Len Wein (1948 – 2017).

§ September 11th, 2017 § Filed under obituary § 2 Comments

And so soon after losing Bernie. And like his most famous artistic partner, I am sure Mr. Wein still had so many great stories left to tell that we’ll never get to see. I believe I even saw a recent interview or ‘nother where he was talking about still writing even more Swamp Thing after his recent return(s) to the character. I know I had my criticisms of the last mini-series, but dangit, this was still new Swamp Thing written by the co-creator and I would have welcomed more.

And yes, I know he did much more than Swamp Thing, though, if you’ve been hanging around my site long, you know that’s my favorite of his work. He had a…comfortable narrative style in those early Swamp Things, one that pushed along the plots while simultaneously evoking the necessary dark moodiness of the stories’ settings and events and digging into the psyches of the characters and paying heed to the necessities of (semi-)monthly serialization. It’s a difficult balance to maintain while still making it all so accessible and fresh and seemingly effortless, and one I’m beginning to re-appreciate as I plow through those comics in detail in my ongoing project to reread and examine each issue.

Wein has left behind an enormous body of stories and creations, the most famous of which being Wolverine, introduced as an antagonist in some mid-1970s issues of Incredible Hulk…and of course Wein wrote the reintroduction of the X-Men shortly thereafter, bringing in Wolverine and cocreating new additions to the team (such as Storm and Colossus). Wein also wrote what seemed like every other DC comic I read as a kid, which is an exaggeration I’m sure, but not much of one. I can still feel how blindsided I was after reading “Whatever Happened to the Crimson Avenger?” in DC Comics Presents #38, which I thought would be just another in that “Whatever Happened to…” series of entertaining but not terribly significant back-up stories in that title, only to get hit with a serious emotional whammy regarding a character I previously hadn’t thought much about.

It was Wein who got Alan Moore to write Swamp Thing, which likely saved that title from cancellation (everything I’d heard at the time from the shops I frequented was that the newly-revived series was probably on the chopping block, or close to). And of course Moore went on to do Watchmen with Dave Gibbons, with Wein as editor. (Wein would later write the Ozymandias title for DC’s much-maligned Before Watchmen event…I know we’re supposed to not like those comics, but Wein’s effort, with artist Jae Lee, was actually pretty good.)

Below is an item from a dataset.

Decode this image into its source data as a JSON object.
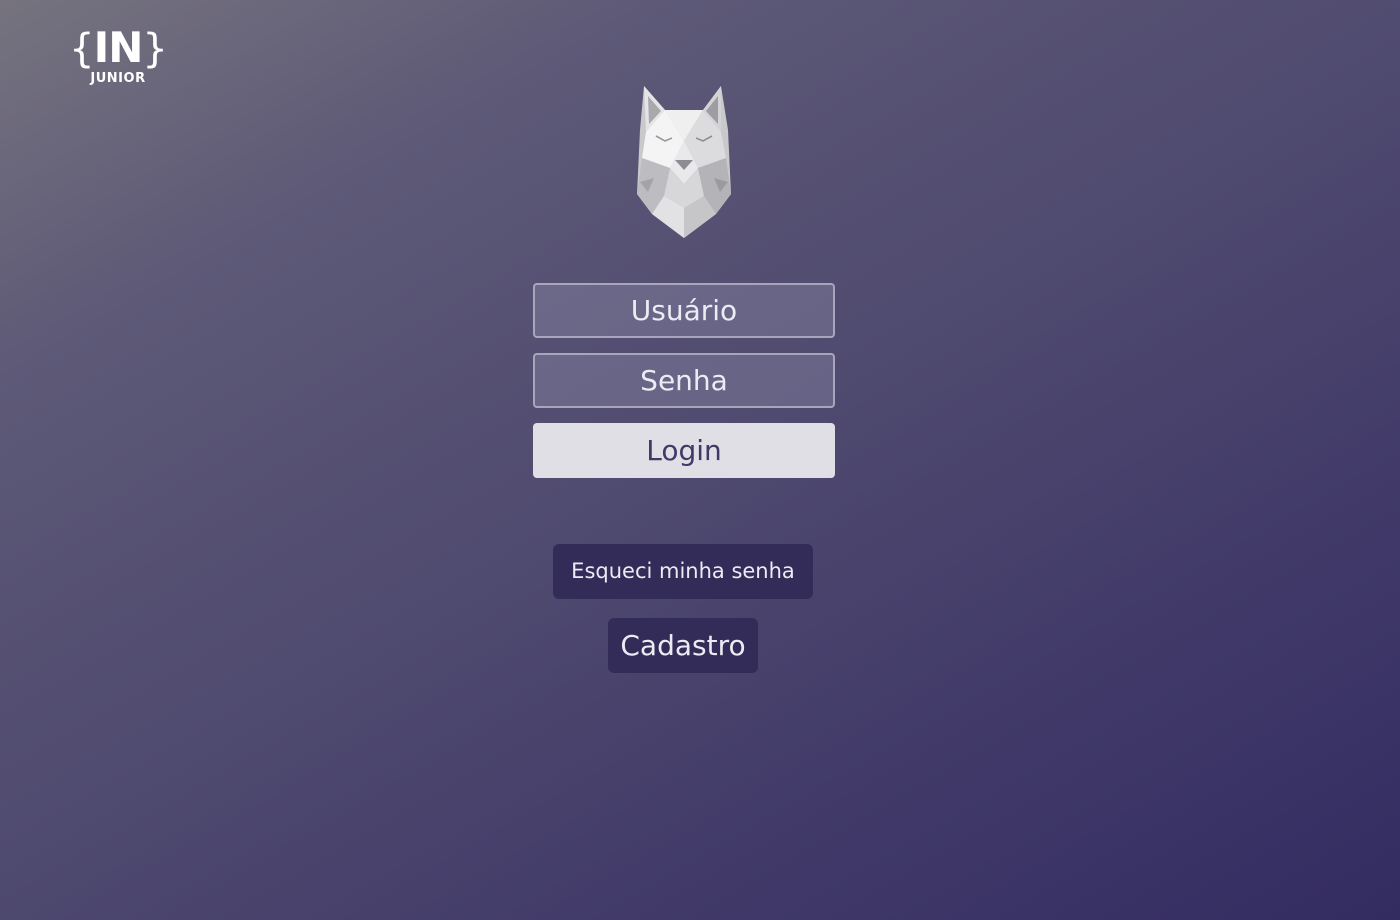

One of Wein’s later works was the mini-series DC Universe: Legacies, which was a fun ride through (and sort of a last hurrah for, with the New 52 looming ahead) the extensive history of DC’s superheroes. That just sort of let Wein do what he did best: play with DC’s army of characters and put ’em through some entertaining paces.

And that’s what Len Wein did: he wrote stories for pretty much every character DC and Marvel had, and always came through with something fun to read. Didn’t even scratch the surface of everything he’s done (well, okay, Wolverine, X-Men, and Swamp Thing are pretty deep scratches) but he was one of the primary building blocks of what made comics Comics for pretty much my entire life, and I’m going to miss seeing new work from him. But thankfully, he left plenty of work behind that we can continue to enjoy.

So long, Len. And thanks for being a sport and autographing my Swamp Thing chalk:

Still makes me smile every time I see it.

2 Responses to “Len Wein (1948 – 2017).”

  • Michael Grabowski says:

    There should be comments here!

    I enjoyed the comics he wrote in the mid-70s when I was a kid. Those comics he edited later were largely entertaining and involving to the older kid in me. I didn’t catch on to Swamp Thing until the Saga series started but going back to read the original run was fun and the first back issues I really tried to find in great (& pricey) condition. I didn’t stick with it but that first issue of his recent Swamp Thing series was definitely unsettling in a good way. RIP, Mr. Wein.

  • Kristin says:

    I was really sad to see this. I always think of him as the editor on my all-time favorite comic The New Teen Titans back in the ’80s. I knew he was a prolific creator/writer/editor in comics but I hadn’t known he had suffered health problems for so long. My sympathy to his family.